Farrell would reiterate it in these pages in 2016 when the scheme was under threat, citing a 2010 study that estimated the total annual spending generated by inter-county GAA fixtures was €485m. “Every inter-county player generates on average €100,000 of real value annually for the Irish economy… They help fill stadiums, trains, restaurants, garages, bars, and hotels.”
It is suffice to say the women’s game or player does not have the same economical draw; for all the strides it has made and the phenomenal crowds that have attended recent ladies football All-Ireland finals, the players themselves have bemoaned how that day is a total outlier.
Indeed back in 2007 no one was making a case for the women’s game at all. “It’s up to the Ladies Football and Camogie Associations to finalise their own system if they so wish,” said then GAA president Nickey Brennan, more out of relief and fatigue than anything else. “I have enough on my plate trying to sort this out on behalf of the GAA.”
In recent years though there’s been a change in awareness and argument. Yesterday the co-chairs of the GPA’s national executive, Maria Kinsella and Tom Parsons, proclaimed how it was a triumph and recognition for the “role of female inter-county players and the value that they contribute within Irish society”.
Outgoing GPA chief executive Paul Flynn noted that his wife, Fiona Hudson, put in just as much effort playing for Dublin as he did but gets less.
Chambers was on the same wavelength, having read the WGPA’s Levelling the Field report that highlighted for him the huge difficulty female county players have around expenses. “For all the young women and girls who are playing camogie and ladies football, we have to ensure there is no artificial glass ceiling when it comes to sport and I am serious about rectifying that.”
For the most part, such sentiments are to be applauded and welcomed. It is only right that gender does not put a ceiling on anyone’s experience in sport. Female county players do contribute to society and put in serious dedication.
But aren’t international basketball players such as Gráinne Dwyer and Edel Thornton also role models, especially on the northside of Cork? Their level of commitment and talent at the minimum equal to anyone who plays in Croke Park?
Yet their team, let alone they themselves, don’t receive a cent from Chambers and the State. A glass ceiling continues to be put on a sport like theirs that continues to be hugely popular with girls but vulnerable to losing them when one sport comes with a grant and another doesn’t.
To claim that this is mere whataboutery is to ignore that the genesis of the entire GAA grant scheme was based on whataboutery. In advocating for grants to male GAA players back in 2005, former Kerry footballer and Fine Gael TD Jimmy Deenihan protested to McCreevy: “[GAA] people feel they have been left out and treated like second-class athletes. GAA county players who train all year round regard themselves as elite athletes in the same way as international athletes do.”

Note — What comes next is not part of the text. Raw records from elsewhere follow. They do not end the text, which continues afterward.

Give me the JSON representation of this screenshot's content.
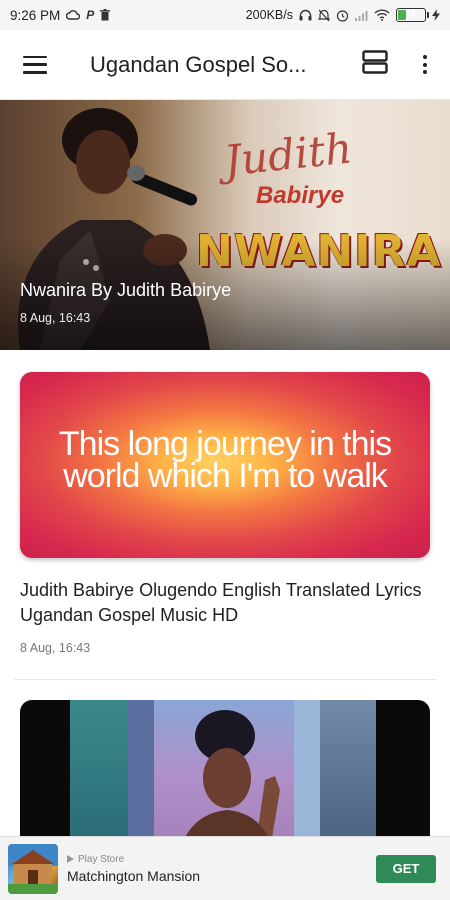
{
  "status_bar": {
    "time": "9:26 PM",
    "net_speed": "200KB/s",
    "battery": "31",
    "battery_level": 0.31,
    "icons": [
      "cloud-icon",
      "paypal-icon",
      "trash-icon",
      "headphones-icon",
      "mute-icon",
      "alarm-icon",
      "signal-icon",
      "wifi-icon",
      "battery-icon",
      "charging-icon"
    ]
  },
  "app_bar": {
    "title": "Ugandan Gospel So...",
    "menu_icon": "hamburger-menu-icon",
    "view_icon": "view-toggle-icon",
    "more_icon": "more-vert-icon"
  },
  "hero": {
    "artist_script": "Judith",
    "artist_surname": "Babirye",
    "song_art": "NWANIRA",
    "title": "Nwanira By Judith Babirye",
    "date": "8 Aug, 16:43"
  },
  "posts": [
    {
      "lyric_line_1": "This long journey in this",
      "lyric_line_2": "world which I'm to walk",
      "title": "Judith Babirye Olugendo English Translated Lyrics Ugandan Gospel Music HD",
      "date": "8 Aug, 16:43"
    }
  ],
  "ad": {
    "store": "Play Store",
    "name": "Matchington Mansion",
    "cta": "GET"
  },
  "colors": {
    "accent": "#2e8b57",
    "text_primary": "#212121",
    "text_secondary": "#777777"
  }
}
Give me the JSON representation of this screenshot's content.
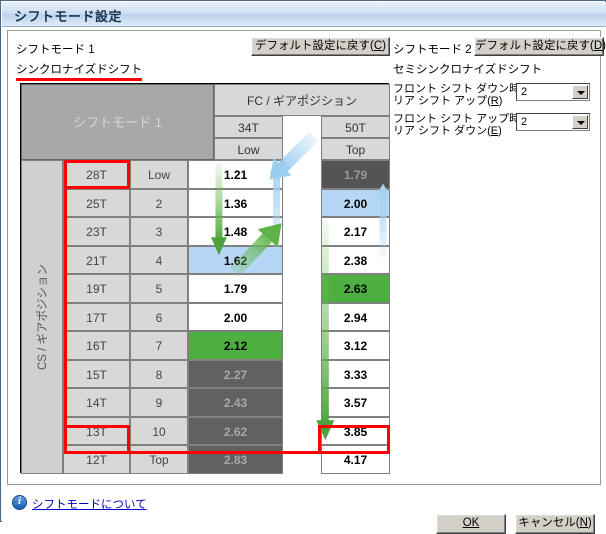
{
  "window": {
    "title": "シフトモード設定"
  },
  "left_section": {
    "mode_label": "シフトモード 1",
    "default_button": "デフォルト設定に戻す(C)",
    "default_button_accel": "C",
    "shift_type": "シンクロナイズドシフト"
  },
  "right_section": {
    "mode_label": "シフトモード 2",
    "default_button": "デフォルト設定に戻す(D)",
    "default_button_accel": "D",
    "shift_type": "セミシンクロナイズドシフト",
    "options": [
      {
        "label_line1": "フロント シフト ダウン時の",
        "label_line2": "リア シフト アップ(R)",
        "accel": "R",
        "value": "2"
      },
      {
        "label_line1": "フロント シフト アップ時の",
        "label_line2": "リア シフト ダウン(E)",
        "accel": "E",
        "value": "2"
      }
    ]
  },
  "table": {
    "corner_title": "シフトモード 1",
    "fc_header": "FC / ギアポジション",
    "cs_header": "CS / ギアポジション",
    "fc_columns": [
      {
        "teeth": "34T",
        "position": "Low"
      },
      {
        "teeth": "50T",
        "position": "Top"
      }
    ],
    "rows": [
      {
        "cs": "28T",
        "gear": "Low",
        "fc34": "1.21",
        "fc34_state": "white",
        "fc50": "1.79",
        "fc50_state": "darkgray"
      },
      {
        "cs": "25T",
        "gear": "2",
        "fc34": "1.36",
        "fc34_state": "white",
        "fc50": "2.00",
        "fc50_state": "blue"
      },
      {
        "cs": "23T",
        "gear": "3",
        "fc34": "1.48",
        "fc34_state": "white",
        "fc50": "2.17",
        "fc50_state": "white"
      },
      {
        "cs": "21T",
        "gear": "4",
        "fc34": "1.62",
        "fc34_state": "blue",
        "fc50": "2.38",
        "fc50_state": "white"
      },
      {
        "cs": "19T",
        "gear": "5",
        "fc34": "1.79",
        "fc34_state": "white",
        "fc50": "2.63",
        "fc50_state": "green"
      },
      {
        "cs": "17T",
        "gear": "6",
        "fc34": "2.00",
        "fc34_state": "white",
        "fc50": "2.94",
        "fc50_state": "white"
      },
      {
        "cs": "16T",
        "gear": "7",
        "fc34": "2.12",
        "fc34_state": "green",
        "fc50": "3.12",
        "fc50_state": "white"
      },
      {
        "cs": "15T",
        "gear": "8",
        "fc34": "2.27",
        "fc34_state": "gray",
        "fc50": "3.33",
        "fc50_state": "white"
      },
      {
        "cs": "14T",
        "gear": "9",
        "fc34": "2.43",
        "fc34_state": "gray",
        "fc50": "3.57",
        "fc50_state": "white"
      },
      {
        "cs": "13T",
        "gear": "10",
        "fc34": "2.62",
        "fc34_state": "gray",
        "fc50": "3.85",
        "fc50_state": "white"
      },
      {
        "cs": "12T",
        "gear": "Top",
        "fc34": "2.83",
        "fc34_state": "gray",
        "fc50": "4.17",
        "fc50_state": "white"
      }
    ]
  },
  "footer": {
    "help_link": "シフトモードについて",
    "ok_button": "OK",
    "ok_accel": "O",
    "cancel_button": "キャンセル(N)",
    "cancel_accel": "N"
  },
  "colors": {
    "highlight_red": "#ff0000",
    "selected_blue": "#b5d7f5",
    "selected_green": "#4caf3f",
    "disabled_gray": "#606060",
    "arrow_blue": "#a8d3f0",
    "arrow_green": "#76c063"
  }
}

Now it is all county players who are regarded as the more elite by the Government grant scheme while international athletes are left out.
Any bit of gender-equality legislation is to be welcomed. But it’d be even greater if Chambers and the Government were to introduce the Irish equivalent of Title IX into Irish sport.

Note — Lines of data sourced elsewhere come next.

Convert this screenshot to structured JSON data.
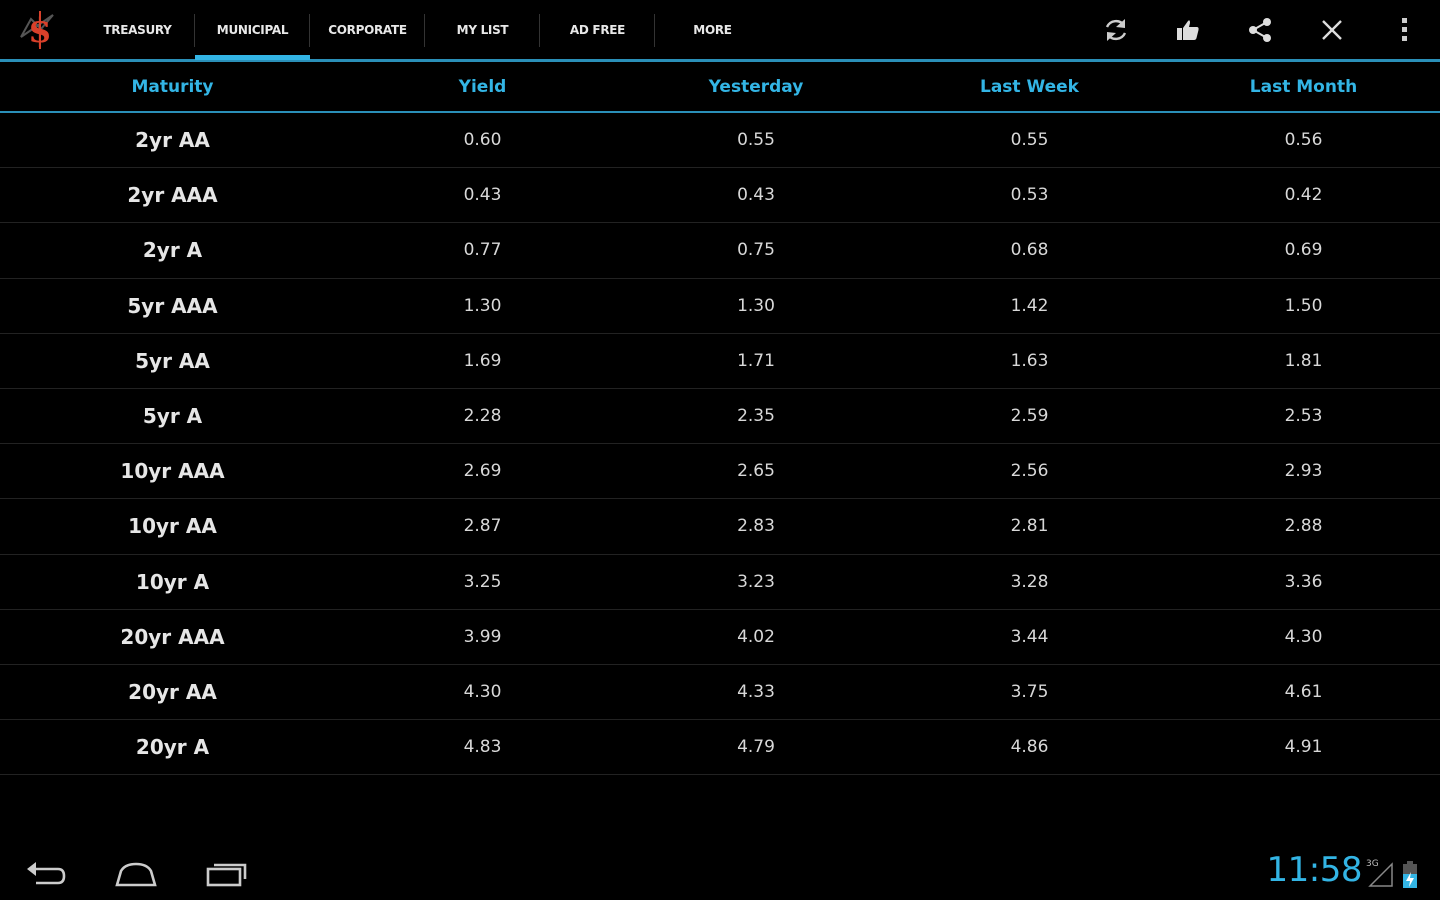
{
  "actionbar": {
    "app_icon": "dollar-logo-icon",
    "tabs": [
      {
        "label": "TREASURY",
        "selected": false
      },
      {
        "label": "MUNICIPAL",
        "selected": true
      },
      {
        "label": "CORPORATE",
        "selected": false
      },
      {
        "label": "MY LIST",
        "selected": false
      },
      {
        "label": "AD FREE",
        "selected": false
      },
      {
        "label": "MORE",
        "selected": false
      }
    ],
    "actions": [
      "refresh-icon",
      "thumbs-up-icon",
      "share-icon",
      "close-icon",
      "overflow-menu-icon"
    ]
  },
  "table": {
    "headers": [
      "Maturity",
      "Yield",
      "Yesterday",
      "Last Week",
      "Last Month"
    ],
    "rows": [
      [
        "2yr AA",
        "0.60",
        "0.55",
        "0.55",
        "0.56"
      ],
      [
        "2yr AAA",
        "0.43",
        "0.43",
        "0.53",
        "0.42"
      ],
      [
        "2yr A",
        "0.77",
        "0.75",
        "0.68",
        "0.69"
      ],
      [
        "5yr AAA",
        "1.30",
        "1.30",
        "1.42",
        "1.50"
      ],
      [
        "5yr AA",
        "1.69",
        "1.71",
        "1.63",
        "1.81"
      ],
      [
        "5yr A",
        "2.28",
        "2.35",
        "2.59",
        "2.53"
      ],
      [
        "10yr AAA",
        "2.69",
        "2.65",
        "2.56",
        "2.93"
      ],
      [
        "10yr AA",
        "2.87",
        "2.83",
        "2.81",
        "2.88"
      ],
      [
        "10yr A",
        "3.25",
        "3.23",
        "3.28",
        "3.36"
      ],
      [
        "20yr AAA",
        "3.99",
        "4.02",
        "3.44",
        "4.30"
      ],
      [
        "20yr AA",
        "4.30",
        "4.33",
        "3.75",
        "4.61"
      ],
      [
        "20yr A",
        "4.83",
        "4.79",
        "4.86",
        "4.91"
      ]
    ]
  },
  "system_bar": {
    "clock": "11:58",
    "signal_label": "3G",
    "nav": [
      "back-icon",
      "home-icon",
      "recent-apps-icon"
    ]
  },
  "colors": {
    "accent": "#33b5e5",
    "background": "#000000",
    "divider": "#2a8fb8"
  }
}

The GAA itself should be having to provide its county grounds and facilities to female athletes the same way it does to its male athletes — the way other sports do, in other words.
In truth, in non-Covid times the GAA itself — be it Central Council or its male county boards — should be the ones helping cover the expenses of the women’s game. During the 2008 crash, an assistant secretary to the sports department said of the GAA grants: “The reality of these schemes is that the taxpayer is being asked to fund mileage claims for amateur players to play their own sport.” He had a point.
In many ways, yesterday’s news is to be welcomed. But in doing so Chambers is welcoming a whole lot of other justifiable and hard cases to his door.